**ACTIVITY:**
Tell me how many lines of the entries below include the string "position", and give only the number.

**DATA FOR THIS EXERCISE:**
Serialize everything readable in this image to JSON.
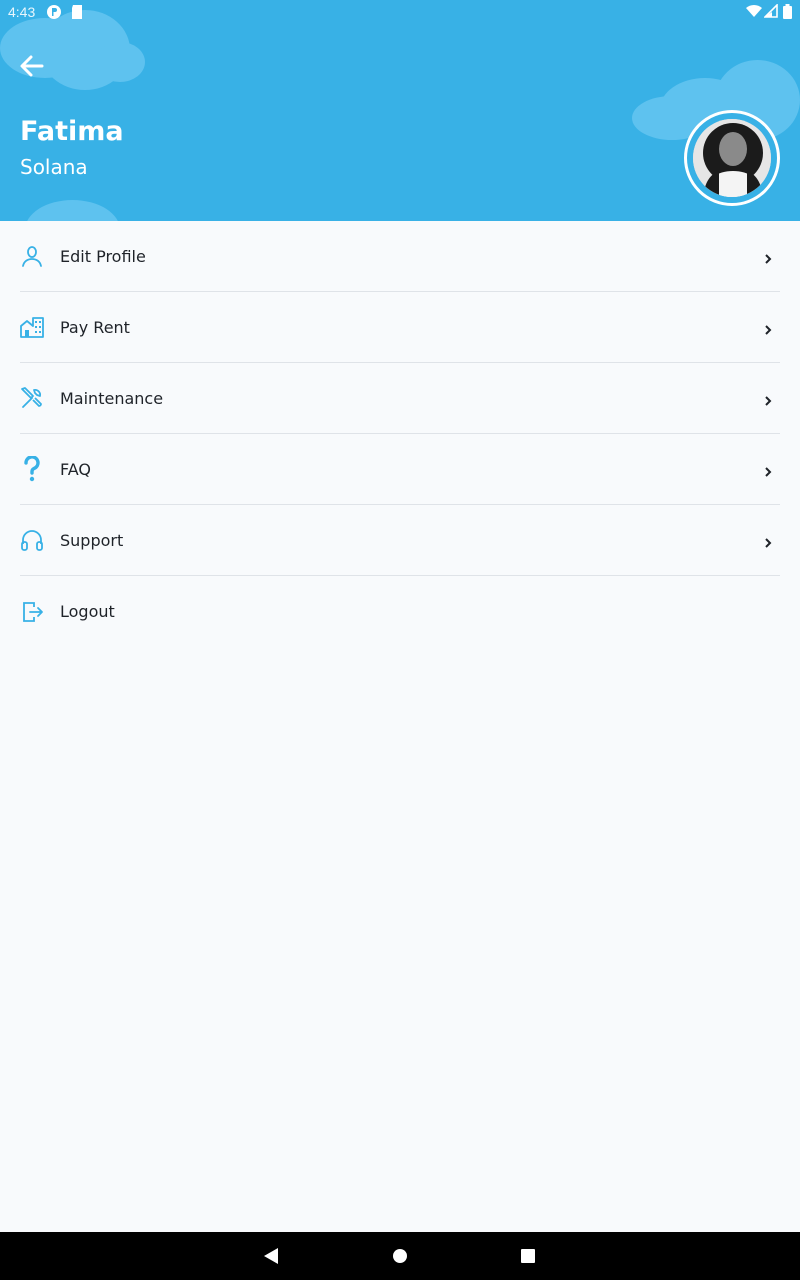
{
  "status_bar": {
    "time": "4:43"
  },
  "header": {
    "first_name": "Fatima",
    "last_name": "Solana",
    "background_color": "#38b1e6"
  },
  "menu": {
    "items": [
      {
        "label": "Edit Profile",
        "icon": "user-icon",
        "has_chevron": true
      },
      {
        "label": "Pay Rent",
        "icon": "building-icon",
        "has_chevron": true
      },
      {
        "label": "Maintenance",
        "icon": "tools-icon",
        "has_chevron": true
      },
      {
        "label": "FAQ",
        "icon": "question-icon",
        "has_chevron": true
      },
      {
        "label": "Support",
        "icon": "headphones-icon",
        "has_chevron": true
      },
      {
        "label": "Logout",
        "icon": "logout-icon",
        "has_chevron": false
      }
    ]
  },
  "colors": {
    "accent": "#38b1e6",
    "text": "#1f2329"
  }
}
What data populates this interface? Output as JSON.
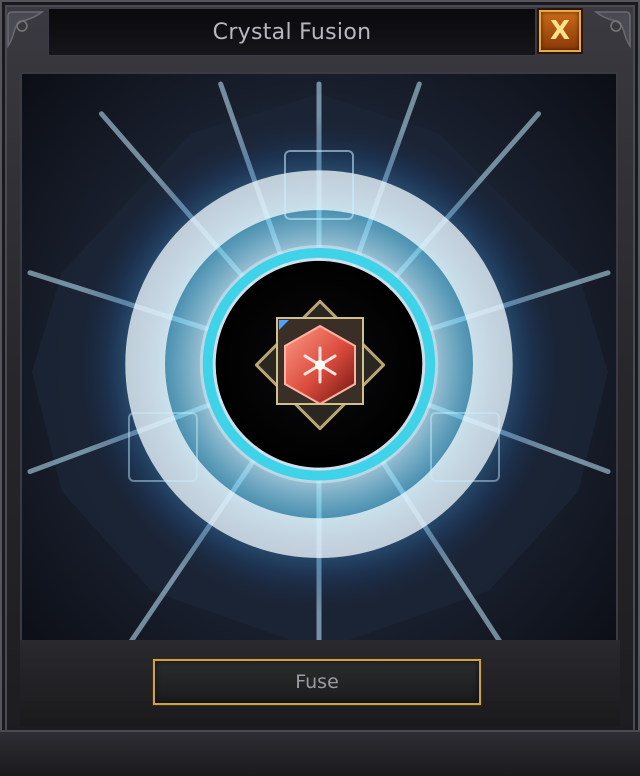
{
  "window": {
    "title": "Crystal Fusion",
    "close_label": "X"
  },
  "fusion": {
    "center_slot": {
      "item": "red-crystal-icon",
      "filled": true
    },
    "material_slots": [
      {
        "position": "top",
        "filled": false
      },
      {
        "position": "left",
        "filled": false
      },
      {
        "position": "right",
        "filled": false
      }
    ]
  },
  "actions": {
    "fuse_label": "Fuse"
  },
  "colors": {
    "glow": "#3fd3ea",
    "accent": "#c9a24b",
    "crystal": "#d94a3c",
    "close": "#c86a18"
  }
}
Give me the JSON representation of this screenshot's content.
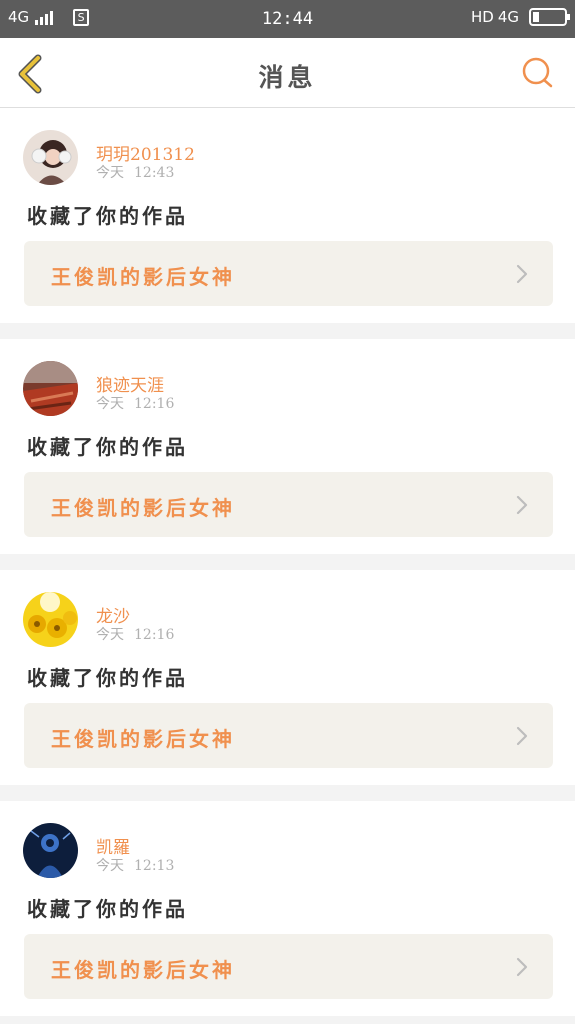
{
  "status_bar": {
    "network": "4G",
    "time": "12:44",
    "hd_label": "HD",
    "network_right": "4G",
    "sim_label": "S"
  },
  "nav": {
    "title": "消息"
  },
  "messages": [
    {
      "user": "玥玥201312",
      "day": "今天",
      "time": "12:43",
      "action": "收藏了你的作品",
      "work_title": "王俊凯的影后女神"
    },
    {
      "user": "狼迹天涯",
      "day": "今天",
      "time": "12:16",
      "action": "收藏了你的作品",
      "work_title": "王俊凯的影后女神"
    },
    {
      "user": "龙沙",
      "day": "今天",
      "time": "12:16",
      "action": "收藏了你的作品",
      "work_title": "王俊凯的影后女神"
    },
    {
      "user": "凯羅",
      "day": "今天",
      "time": "12:13",
      "action": "收藏了你的作品",
      "work_title": "王俊凯的影后女神"
    }
  ],
  "colors": {
    "accent": "#f0904e",
    "back_icon": "#e8c23a",
    "status_bar": "#5c5c5c"
  }
}
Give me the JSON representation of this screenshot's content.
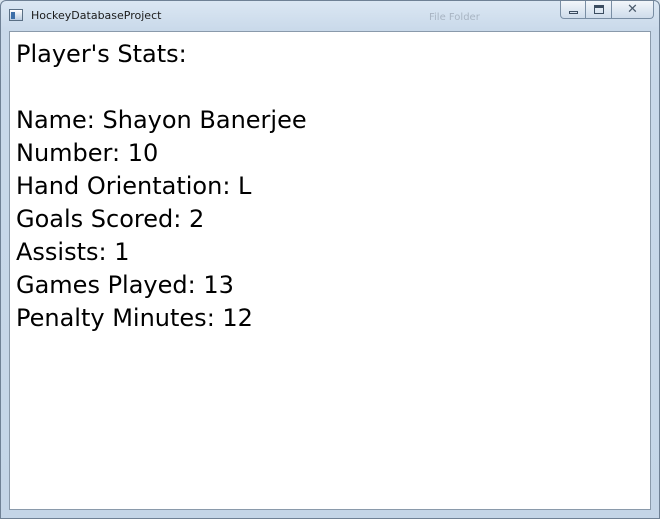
{
  "window": {
    "title": "HockeyDatabaseProject",
    "background_text": [
      "File Folder"
    ]
  },
  "stats": {
    "heading": "Player's Stats:",
    "name": "Name: Shayon Banerjee",
    "number": "Number: 10",
    "hand_orientation": "Hand Orientation: L",
    "goals_scored": "Goals Scored: 2",
    "assists": "Assists: 1",
    "games_played": "Games Played: 13",
    "penalty_minutes": "Penalty Minutes: 12"
  },
  "icons": {
    "app": "window-app-icon",
    "minimize": "minimize-icon",
    "maximize": "maximize-icon",
    "close": "close-icon"
  }
}
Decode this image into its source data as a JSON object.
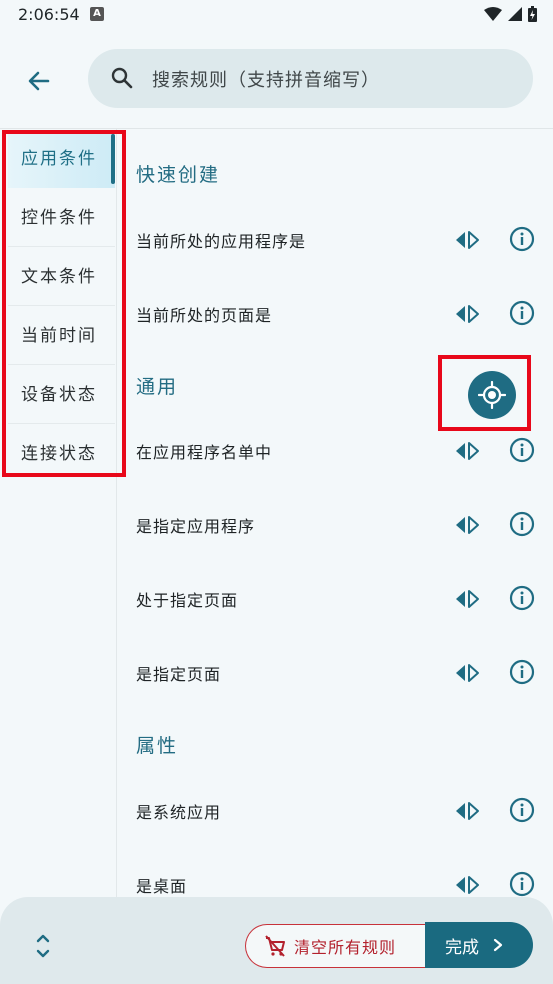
{
  "status": {
    "time": "2:06:54",
    "notif_letter": "A"
  },
  "search": {
    "placeholder": "搜索规则（支持拼音缩写）"
  },
  "sidebar": {
    "items": [
      {
        "label": "应用条件",
        "active": true
      },
      {
        "label": "控件条件"
      },
      {
        "label": "文本条件"
      },
      {
        "label": "当前时间"
      },
      {
        "label": "设备状态"
      },
      {
        "label": "连接状态"
      }
    ]
  },
  "sections": {
    "quick": {
      "title": "快速创建",
      "rows": [
        "当前所处的应用程序是",
        "当前所处的页面是"
      ]
    },
    "general": {
      "title": "通用",
      "rows": [
        "在应用程序名单中",
        "是指定应用程序",
        "处于指定页面",
        "是指定页面"
      ]
    },
    "attributes": {
      "title": "属性",
      "rows": [
        "是系统应用",
        "是桌面"
      ]
    }
  },
  "bottom": {
    "clear_label": "清空所有规则",
    "done_label": "完成"
  },
  "colors": {
    "accent": "#1f6c83",
    "danger": "#c7323a",
    "background": "#f3f8fa"
  }
}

**ANSWER FOR THIS EXERCISE:**
3